A lot of the building blocks for the Hotel California future are already in place. Your face, your calendar, your contacts, their relationships to you, where you live and work, where you invest, how you pay, how you commute, your likes and dislikes, your favorite vacation spot, your curiosities, your medical questions, and your interests and preferences are now being mined and sold. I am not referring to yet another 1984 scenario of some far away future when cars fly and your son is named Elroy. You are on databases, and I mean really on. This shouldn’t be news to anyone, except that we should take a moment to marvel at the degree to which the cold machinery of networked data centers have steadily grown to churn out terabytes of cross referenced data on every thing, every place and everyone any time in any way for any purpose (depending on your country) under the euphemism of “Big Data”. This was, after all, our Any5 vision in the early 1990’s.

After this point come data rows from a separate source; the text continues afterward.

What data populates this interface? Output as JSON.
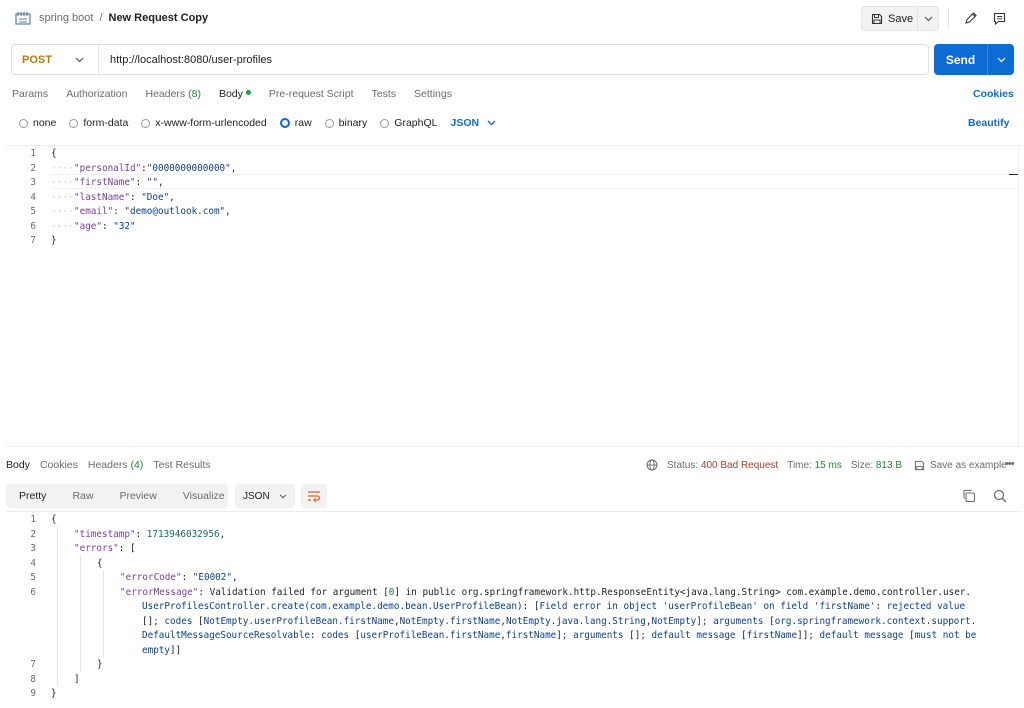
{
  "header": {
    "collection": "spring boot",
    "separator": "/",
    "request_name": "New Request Copy",
    "save_label": "Save"
  },
  "request": {
    "method": "POST",
    "url": "http://localhost:8080/user-profiles",
    "send_label": "Send"
  },
  "request_tabs": {
    "params": "Params",
    "authorization": "Authorization",
    "headers": "Headers",
    "headers_count": "(8)",
    "body": "Body",
    "pre_request": "Pre-request Script",
    "tests": "Tests",
    "settings": "Settings",
    "cookies": "Cookies"
  },
  "body_types": {
    "none": "none",
    "form_data": "form-data",
    "urlencoded": "x-www-form-urlencoded",
    "raw": "raw",
    "binary": "binary",
    "graphql": "GraphQL",
    "format": "JSON",
    "beautify": "Beautify"
  },
  "request_body_lines": [
    {
      "n": "1",
      "t": "{"
    },
    {
      "n": "2",
      "t": "\"personalId\":\"0000000000000\","
    },
    {
      "n": "3",
      "t": "\"firstName\": \"\","
    },
    {
      "n": "4",
      "t": "\"lastName\": \"Doe\","
    },
    {
      "n": "5",
      "t": "\"email\": \"demo@outlook.com\","
    },
    {
      "n": "6",
      "t": "\"age\": \"32\""
    },
    {
      "n": "7",
      "t": "}"
    }
  ],
  "response_tabs": {
    "body": "Body",
    "cookies": "Cookies",
    "headers": "Headers",
    "headers_count": "(4)",
    "test_results": "Test Results"
  },
  "response_status": {
    "status_label": "Status:",
    "status_value": "400 Bad Request",
    "time_label": "Time:",
    "time_value": "15 ms",
    "size_label": "Size:",
    "size_value": "813 B",
    "save_example": "Save as example"
  },
  "response_view": {
    "pretty": "Pretty",
    "raw": "Raw",
    "preview": "Preview",
    "visualize": "Visualize",
    "format": "JSON"
  },
  "response_body_lines": [
    {
      "n": "1",
      "t": "{"
    },
    {
      "n": "2",
      "t": "\"timestamp\": 1713946032956,"
    },
    {
      "n": "3",
      "t": "\"errors\": ["
    },
    {
      "n": "4",
      "t": "{"
    },
    {
      "n": "5",
      "t": "\"errorCode\": \"E0002\","
    },
    {
      "n": "6",
      "t": "\"errorMessage\": \"Validation failed for argument [0] in public org.springframework.http.ResponseEntity<java.lang.String> com.example.demo.controller.user."
    },
    {
      "n": "",
      "t": "UserProfilesController.create(com.example.demo.bean.UserProfileBean): [Field error in object 'userProfileBean' on field 'firstName': rejected value"
    },
    {
      "n": "",
      "t": "[]; codes [NotEmpty.userProfileBean.firstName,NotEmpty.firstName,NotEmpty.java.lang.String,NotEmpty]; arguments [org.springframework.context.support."
    },
    {
      "n": "",
      "t": "DefaultMessageSourceResolvable: codes [userProfileBean.firstName,firstName]; arguments []; default message [firstName]]; default message [must not be"
    },
    {
      "n": "",
      "t": "empty]] \""
    },
    {
      "n": "7",
      "t": "}"
    },
    {
      "n": "8",
      "t": "]"
    },
    {
      "n": "9",
      "t": "}"
    }
  ],
  "colors": {
    "accent": "#0c6cd4",
    "method_post": "#b7790f",
    "status_error": "#b83a32",
    "success": "#1a8a3a"
  }
}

Whereas today’s marketers are creating standard personas in which to group you, every day these will be more individualized and so will be the messages and benefits you receive. If you turn in any direction, if your eyes scan any object, any manner of signs that your attention is identifiable will be fair game. How you eat, what you eat, when and where you eat can all be tracked in the name of health and weight loss. I’m waiting for the “Peter Griffin Digital Toilet” to show up – it would provide real time health data, be more convenient than a urinalysis and if you don’t like it you don’t have to work here, Mr. Airline Pilot. Talk about your pot of gold! (Sorry, a good joke left un-said is a good life left un-led. Hey, I demand credit for that saying).
The masses are parting with their privacy / security in the name of convenience, productivity, real time search, alerts, career, gaming, gamification, dating, learning, health, you name it. The billions of apps and online service registrations and the one billion smartphones that will be sold in 2013 are only the point of entry. As big data access is liberalized, the very source of a mobile users’ empowerment can also be their downfall. Will the confluence of more data, an expectation of better experience management, more liberal data sharing, online programming training, and possible exploits expose more of your real time personal data beginning in 2013? The next blog post will explore possible implications.
The evolution of the SOLOMO web is affecting us all in profound ways, good, great and cautionary. I can’t get enough of the innovation and resultant utility that the tech industry brings us every day. Every other blog seems to focus on the coming blessings of mobility. Its true that there are things that personalized mobility will do for us that will make us wonder how we ever got along without them. Folks should also consider the issues that might arise as a consequence of the opportunities. The thousands of industry professionals should continue to go full bore into creating the future. They would be wise to also think a few steps further about how the decisions they make regarding access to end-users’ data could produce undesired outcomes. My next post (3rd of 4) will explore legalities and practicalities of privacy rights. Part four of this post will list some of the companies bringing us these new capabilities. Regardless, unless you are a Tibetan monk or understand the deep web, you might as well get used to it. It’s a brave new world.